The American Society for Training & Development’s 2011 International Conference & Exposition didn’t start off with a bang. It started with a whistle. That was the story author and business consultant Marcus Buckingham shared during his keynote address.
It was a story about Ralph, the general manager of a store in Florida. Ralph faced declining sales and deteriorating customer service. Tasked with turning the situation around, Ralph gave every employee a whistle. He made one request: Every time you see someone doing something good, blow the whistle.
And they did — a lot. It was what the store needed. They had forgotten all of the great things they do. They had forgotten their strengths.
When the corporate office found out about Ralph’s success in turning the store around and his whistle approach, the company tried to implement it at all of its stores. But that’s where the problem occurred. The whistle worked for Ralph because it’s his strength and because of his leadership.
It’s an important lesson because as organizations expand, innovate and create, they must find answers that are aligned with the strength of the person tasked with leading the strategy. Each of us has to find our own “whistle.”
In the fall, Buckingham will release his latest book, “StandOut: The Groundbreaking New Strengths Assessment From the Leader of the Strengths Revolution,” designed to help each of us discover what gives us our edge. The book includes an assessment to offer insight toward our strengths and guidance on how to leverage those strengths.
Buckingham said there is no perfect style. And you can never have too much of a strength, though it is possible to misdirect a strength. So, as managers, we want to have great strategies in our toolbox that build on our style.
For example, we are responsible for making sure employees are recognized and rewarded for a job well done. One manager might do that with a special lunch; another by posting customer-satisfaction scores; yet another by giving out a stuffed mascot.
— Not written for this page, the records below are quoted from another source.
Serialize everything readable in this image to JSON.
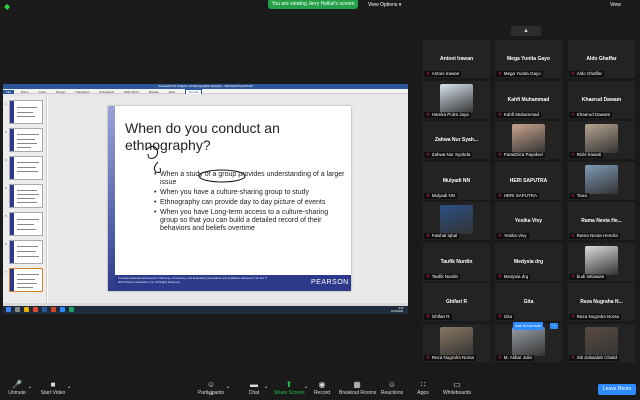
{
  "top_bar": {
    "viewing_text": "You are viewing Jerry Helkal's screen",
    "view_options": "View Options ▾",
    "view_label": "View"
  },
  "ppt": {
    "title": "Creswell 5TH Chapter 14 Ethnographic Designs - Microsoft PowerPoint",
    "ribbon_tabs": [
      "File",
      "Home",
      "Insert",
      "Design",
      "Transitions",
      "Animations",
      "Slide Show",
      "Review",
      "View",
      "Format"
    ],
    "clock_time": "9:05",
    "clock_date": "19/10/2021"
  },
  "slide": {
    "title": "When do you conduct an ethnography?",
    "bullets": [
      "When a study of a group provides understanding of a larger issue",
      "When you have a culture-sharing group to study",
      "Ethnography can provide day to day picture of events",
      "When you have Long-term access to a culture-sharing group so that you can build a detailed record of their behaviors and beliefs overtime"
    ],
    "footer_citation": "Creswell, Educational Research: Planning, Conducting, and Evaluating Quantitative and Qualitative Research, 5th Ed. © 2015 Pearson Education, Inc. All Rights Reserved.",
    "brand": "PEARSON"
  },
  "participants": [
    {
      "display": "Antoni Irawan",
      "label": "Antoni Irawan",
      "video": false
    },
    {
      "display": "Mega Yunita Gayo",
      "label": "Mega Yunita Gayo",
      "video": false
    },
    {
      "display": "Aldo Ghaffar",
      "label": "Aldo Ghaffar",
      "video": false
    },
    {
      "display": "",
      "label": "Hamka Putra Jaya",
      "video": true,
      "video_color": "#d7e3ee"
    },
    {
      "display": "Kahfi Muhammad",
      "label": "Kahfi Muhammad",
      "video": false
    },
    {
      "display": "Khaerud Dawam",
      "label": "Khaerud Dawam",
      "video": false
    },
    {
      "display": "Zahwa Nur Syah...",
      "label": "Zahwa Nur Syahda",
      "video": false
    },
    {
      "display": "",
      "label": "FarasDica Payakuri",
      "video": true,
      "video_color": "#c9a48d"
    },
    {
      "display": "",
      "label": "Rizki Irawati",
      "video": true,
      "video_color": "#b6a491"
    },
    {
      "display": "Mulyadi NN",
      "label": "Mulyadi NN",
      "video": false
    },
    {
      "display": "HERI SAPUTRA",
      "label": "HERI SAPUTRA",
      "video": false
    },
    {
      "display": "",
      "label": "Tiara",
      "video": true,
      "video_color": "#7e9bb8"
    },
    {
      "display": "",
      "label": "Faishal Iqbal",
      "video": true,
      "video_color": "#2a4f86"
    },
    {
      "display": "Yesika Vivy",
      "label": "Yesika Vivy",
      "video": false
    },
    {
      "display": "Rama Nevta He...",
      "label": "Rama Nevta Hendra",
      "video": false
    },
    {
      "display": "Taufik Nurdin",
      "label": "Taufik Nurdin",
      "video": false
    },
    {
      "display": "Medysia drg",
      "label": "Medysia drg",
      "video": false
    },
    {
      "display": "",
      "label": "budi setiawan",
      "video": true,
      "video_color": "#dcdcdc"
    },
    {
      "display": "Ghifari R",
      "label": "Ghifari R",
      "video": false
    },
    {
      "display": "Gita",
      "label": "Gita",
      "video": false
    },
    {
      "display": "Reza Nugraha N...",
      "label": "Reza Nugraha Norsa",
      "video": false
    },
    {
      "display": "",
      "label": "Reza Nugraha Norsa",
      "video": true,
      "video_color": "#8a7862"
    },
    {
      "display": "",
      "label": "M. Akbar Julio",
      "video": true,
      "video_color": "#9aa0a8"
    },
    {
      "display": "",
      "label": "Siti Zubaidah Chalid",
      "video": true,
      "video_color": "#5a4b41"
    }
  ],
  "ask_to_unmute": "Ask to Unmute",
  "toolbar": {
    "unmute": "Unmute",
    "start_video": "Start Video",
    "participants": "Participants",
    "participants_count": "55",
    "chat": "Chat",
    "share_screen": "Share Screen",
    "record": "Record",
    "breakout": "Breakout Rooms",
    "reactions": "Reactions",
    "apps": "Apps",
    "whiteboards": "Whiteboards",
    "leave": "Leave Room"
  },
  "colors": {
    "accent_blue": "#2d8cff",
    "share_green": "#24a148",
    "mute_red": "#e02828",
    "slide_navy": "#2d3a8c"
  }
}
Each of these activities works and accomplishes the task. Yet, what looks great to one manager might appear silly to another. Managers must be able to discover ideas using methods that accelerate their creativity while maintaining their authenticity.